The shocking part of the Viganò controversy was not his letter, but the decision by the band of U.S. bishops to take his side, creating the "church equivalent of the Cuban missile crisis," Faggioli said.
In late August to mid-September, as the Viganò debate played out, Faggioli said he found himself "going to bed not knowing the next morning if we had one church or multiple churches."

"That's how bad it was, it seems to me," he added.

I lived through the Cuban Missal Crisis as a 4th grader with a dad in the army who told us when we left in the morning he might not be back home for a while. That was the day we were going to be nuked. My mother told us with tear in her eyes that if any bombs fall, to come right home--she lived through the most horrendous bombing of World War II in her hometown and knew what it meant to go straight home during an air raid! 

More importantly, I would contend that the bishops who wanted the Vigano accusations investigated further were acting in good faith and following the lead of the Holy Father who does not want bishops to acts as a sort of monarchical court or "yes men" but to act in a mature way even with the Holy Father, as Bishop of Rome, one of them and while Supreme not above reproach or questioning.

Unfortunately the Bishop of Rome acting as an absolute monarch  of by-gone days,  refuses to cooperate with those who ask him various things if it does not please him. This too is also a virulent form of clericalism so decried by the Holy Father. 

Unfortunately Faggioli suggests that this fraternal asking of questions during a crisis is an "attack on the Pope" by these bishops. How divisive is that, it's like what beans causes people to do when they eat too many of them!


While the curriculum has been updated, attention to candidates' affective lives and development remains "totally secondary," Faggioli said, adding that the priesthood has become even more idealized than it was in the past and that isolation from the people, particularly women, is still the model.

"That is a huge problem," he said.

I don't know what shelf Beans has been on. But most seminaries have been concerned with the "human development" of seminarians and almost to a fault becoming a therapeutic model. Bishops should not send broken men to the seminary for the seminary to fix though!

One of the reasons so many homosexual men have been allowed to enter the seminary is because women religious who assist in screening candidates and evaluating them  seem to love them and see them as no threat to their sexuality. Herein lies the problem, no? What is pejoratively described as "toxic masculinity" meaning a man acting like a man is suspect today, but not a man who acts in a toxic way like a women!

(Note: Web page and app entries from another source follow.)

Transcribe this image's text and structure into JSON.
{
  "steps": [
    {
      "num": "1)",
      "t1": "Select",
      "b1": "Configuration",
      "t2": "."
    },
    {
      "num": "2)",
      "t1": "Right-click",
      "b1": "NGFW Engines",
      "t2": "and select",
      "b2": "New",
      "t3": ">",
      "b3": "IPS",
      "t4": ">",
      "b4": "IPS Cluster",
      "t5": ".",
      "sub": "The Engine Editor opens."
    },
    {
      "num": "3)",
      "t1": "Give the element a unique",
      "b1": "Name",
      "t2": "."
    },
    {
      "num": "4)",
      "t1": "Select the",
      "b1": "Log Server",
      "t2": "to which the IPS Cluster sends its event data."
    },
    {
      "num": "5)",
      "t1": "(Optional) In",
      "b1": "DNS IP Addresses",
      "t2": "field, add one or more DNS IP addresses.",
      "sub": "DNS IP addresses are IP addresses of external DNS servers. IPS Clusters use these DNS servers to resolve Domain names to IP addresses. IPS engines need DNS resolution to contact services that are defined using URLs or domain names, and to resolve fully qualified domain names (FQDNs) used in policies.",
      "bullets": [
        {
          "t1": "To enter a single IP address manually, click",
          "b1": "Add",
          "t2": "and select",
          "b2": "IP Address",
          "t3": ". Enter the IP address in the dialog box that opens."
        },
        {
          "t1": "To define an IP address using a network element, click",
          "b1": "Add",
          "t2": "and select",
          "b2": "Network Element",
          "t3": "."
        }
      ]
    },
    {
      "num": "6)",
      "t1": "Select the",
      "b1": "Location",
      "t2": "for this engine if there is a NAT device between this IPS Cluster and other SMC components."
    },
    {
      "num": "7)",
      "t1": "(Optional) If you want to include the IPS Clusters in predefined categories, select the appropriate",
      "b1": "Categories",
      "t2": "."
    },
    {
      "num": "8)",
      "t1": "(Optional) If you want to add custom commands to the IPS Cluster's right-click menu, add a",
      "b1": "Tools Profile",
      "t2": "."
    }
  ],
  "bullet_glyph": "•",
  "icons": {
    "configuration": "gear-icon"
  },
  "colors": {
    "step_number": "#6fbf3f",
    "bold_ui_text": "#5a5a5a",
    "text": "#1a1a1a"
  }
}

But let me say, that from day one the majority of people who are my paid co-workers and volunteers are women and almost exclusively who work in parishes in a variety of settings. 

I find Faggioli's comments on this aspect of priestly life completely bizarre. And the fact of the matter is that the friends of most priests are married couples and their families.  


Dan said...

NOBODY questions this merciful pope of synodality!

rcg said...

I don’t think it is splitting hairs to ask if the sex crisis is in itself the issue or if the self-justification derived from bad theology and “modernism” that supported a line of reasoning that ends with either not being able to condemn bohemian behavior or actually endorsing it. We can all cite past bishops and popes that were horrible people, but those people were not able to justify their actions under Church teachings. The smarter crop of deviants have been patient enough to coopt teachings on charity and compassion to protect themselves from correction.

I think it is at least a mistake if not a continuation of the strategy of confusion to blame sex for this problem. It is, rather, the blocking of corrective action by the perversion of natural law and graces that is the root of the issue.

James Ignatius McAuley said...

The two questions that I remember being asked in 1991 when I investigated joining the O.F.M.s: 1.) How do you fell about women's ordination to the priesthood? 2.) How do you feel about homosexual relationships? The other one that invariably came up if you were seen as too conservative was 3.) How do you feel about the tridentine mass?

TJM said...

James Ignatius McAuley,

You dodged a bullet! Do you report the questions to the local ordinary and Rome?